Take care of your physical and mental health by getting enough rest, eating nourishing food, and engaging in joyful and relaxing activities.
6. Mindfulness and meditation
These practices can help you stay in the present moment and reduce rumination. They can help manage overthinking. Listening to soothing music can be therapeutic as well.
Writing down your thoughts and feelings can be a powerful tool in healing. It can help you organize your thoughts, gain clarity, and release emotional tension.
8. Understand that it’s not your fault
Cheating is a choice made by the person who cheated, not a reflection of your worth or value. Remind yourself that you are not to blame for their action, either verbally or in notes you can post around your home or bedroom.
Understanding that it’s not your fault is a process that is sometimes best explored with the guidance of a therapist. The perspective of an unbiased professional is essential in helping you to move forward.
9. Set goals and priorities
Focus on personal growth and self-improvement. Having a sense of purpose can help shift your attention away from the past.
10. Time heals
Healing from infidelity takes time, so please be patient and gentle with yourself. Overthinking should decrease as you gradually process your feelings and move forward.
Seeking professional support
Remember that everyone’s healing process is unique, and seeking professional help is beneficial if you struggle to manage your thoughts and emotions independently.
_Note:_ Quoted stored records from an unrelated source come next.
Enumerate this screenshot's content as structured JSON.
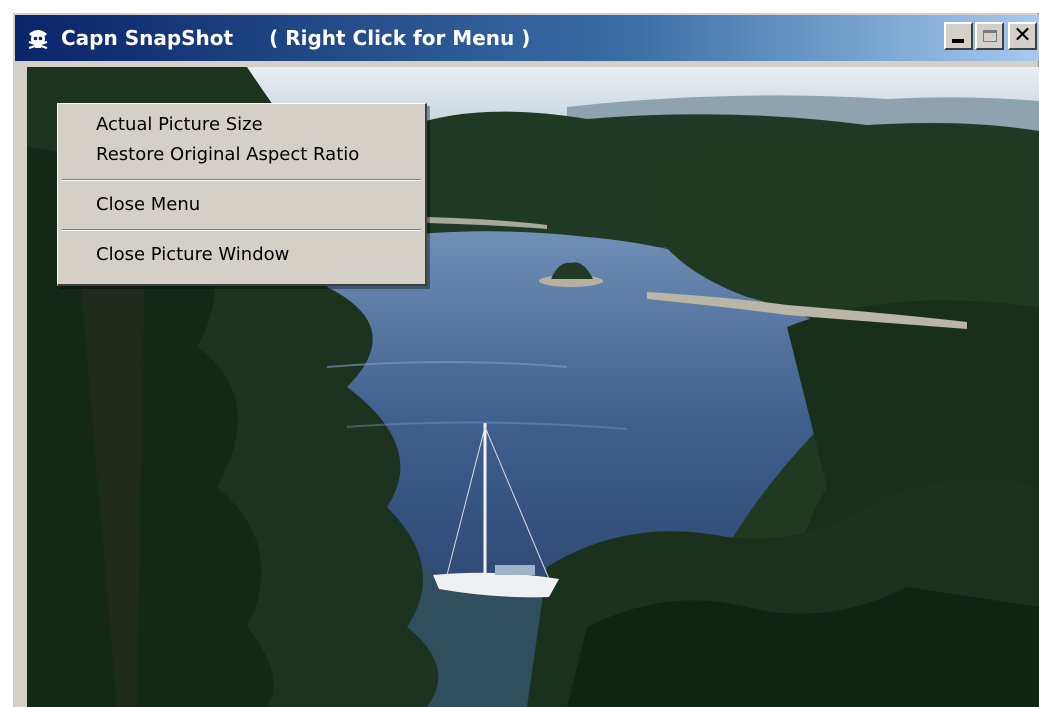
{
  "window": {
    "title": "Capn SnapShot",
    "hint": "( Right Click for Menu )",
    "app_icon": "pirate-skull-icon",
    "caption_buttons": {
      "minimize": "minimize-icon",
      "maximize": "maximize-icon",
      "close_label": "✕",
      "maximize_disabled": true
    },
    "colors": {
      "titlebar_start": "#0a246a",
      "titlebar_end": "#a6caf0",
      "chrome": "#d4d0c8"
    }
  },
  "picture": {
    "subject": "photo"
  },
  "context_menu": {
    "items": [
      {
        "label": "Actual Picture Size"
      },
      {
        "label": "Restore Original Aspect Ratio"
      },
      {
        "label": "Close Menu"
      },
      {
        "label": "Close Picture Window"
      }
    ]
  }
}
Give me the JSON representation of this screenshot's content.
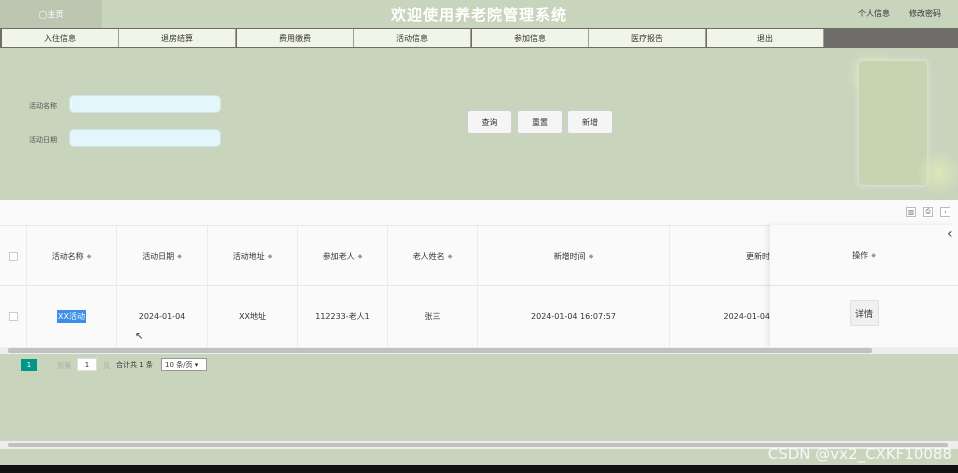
{
  "header": {
    "home_tab": "◯主页",
    "title": "欢迎使用养老院管理系统",
    "profile_link": "个人信息",
    "password_link": "修改密码"
  },
  "menu": [
    {
      "label": "入住信息"
    },
    {
      "label": "退房结算"
    },
    {
      "label": "费用缴费"
    },
    {
      "label": "活动信息"
    },
    {
      "label": "参加信息"
    },
    {
      "label": "医疗报告"
    },
    {
      "label": "退出"
    }
  ],
  "search": {
    "name_label": "活动名称",
    "name_value": "",
    "date_label": "活动日期",
    "date_value": "",
    "query_button": "查询",
    "reset_button": "重置",
    "add_button": "新增"
  },
  "table": {
    "columns": [
      "活动名称",
      "活动日期",
      "活动地址",
      "参加老人",
      "老人姓名",
      "新增时间",
      "更新时",
      "操作"
    ],
    "rows": [
      {
        "name": "XX活动",
        "date": "2024-01-04",
        "address": "XX地址",
        "participant": "112233-老人1",
        "elder_name": "张三",
        "created": "2024-01-04 16:07:57",
        "updated": "2024-01-04",
        "action": "详情"
      }
    ]
  },
  "pagination": {
    "current_page": "1",
    "goto_prefix": "到第",
    "goto_value": "1",
    "goto_suffix": "页",
    "total": "合计共 1 条",
    "page_size": "10 条/页 ▾"
  },
  "watermark": "CSDN @vx2_CXKF10088"
}
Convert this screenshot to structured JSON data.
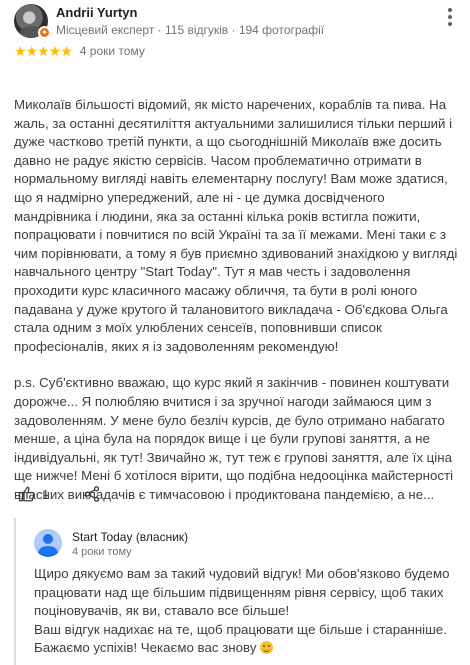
{
  "review": {
    "author": "Andrii Yurtyn",
    "meta": "Місцевий експерт · 115 відгуків · 194 фотографії",
    "stars": "★★★★★",
    "time": "4 роки тому",
    "paragraphs": [
      "Миколаїв більшості відомий, як місто наречених, кораблів та пива. На жаль, за останні десятиліття актуальними залишилися тільки перший і дуже частково третій пункти, а що сьогоднішній Миколаїв вже досить давно не радує якістю сервісів. Часом проблематично отримати в нормальному вигляді навіть елементарну послугу! Вам може здатися, що я надмірно упереджений, але ні - це думка досвідченого мандрівника і людини, яка за останні кілька років встигла пожити, попрацювати і повчитися по всій Україні та за її межами. Мені таки є з чим порівнювати, а тому я був приємно здивований знахідкою у вигляді навчального центру \"Start Today\". Тут я мав честь і задоволення проходити курс класичного масажу обличчя, та бути в ролі юного падавана у дуже крутого й талановитого викладача - Об'єдкова Ольга стала одним з моїх улюблених сенсеїв, поповнивши список професіоналів, яких я із задоволенням рекомендую!",
      "p.s. Суб'єктивно вважаю, що курс який я закінчив - повинен коштувати дорожче... Я полюбляю вчитися і за зручної нагоди займаюся цим з задоволенням. У мене було безліч курсів, де було отримано набагато менше, а ціна була на порядок вище і це були групові заняття, а не індивідуальні, як тут! Звичайно ж, тут теж є групові заняття, але їх ціна ще нижче! Мені б хотілося вірити, що подібна недооцінка майстерності власних викладачів є тимчасовою і продиктована пандемією, а не..."
    ],
    "likes": "1"
  },
  "reply": {
    "owner": "Start Today (власник)",
    "time": "4 роки тому",
    "text": "Щиро дякуємо вам за такий чудовий відгук! Ми обов'язково будемо працювати над ще більшим підвищенням рівня сервісу, щоб таких поціновувачів, як ви, ставало все більше!\nВаш відгук надихає на те, щоб працювати ще більше і старанніше. Бажаємо успіхів! Чекаємо вас знову"
  },
  "colors": {
    "star": "#fbbc04",
    "badge": "#e8710a",
    "owner_avatar": "#1a73e8"
  },
  "icons": [
    "more-vert-icon",
    "thumb-up-icon",
    "share-icon",
    "local-guide-badge-icon",
    "smiley-icon"
  ]
}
Ultimately, the goal is to rebuild your self-worth and trust in yourself and others as you move forward.
Surviving infidelity is possible with the right help, and your healing journey will be well on its way before you know it.
Overcoming hypervigilance, overthinking, and other effects of infidelity is a challenging process that may require professional help, such as individual therapy with a counselor. Therapy can assist you in understanding the roots of your concerns, managing your anxiety, and finding healthier ways to rebuild trust and security in relationships.
A word from Calmerry
It’s easier than ever to find help, even in the comfort of your own home. Online therapy is a convenient option when seeking help and is as effective as traditional in-person counseling.
A skillful therapist on Calmerry with training in helping people process infidelity can help you learn coping skills to deal with the emotional aftermath of cheating.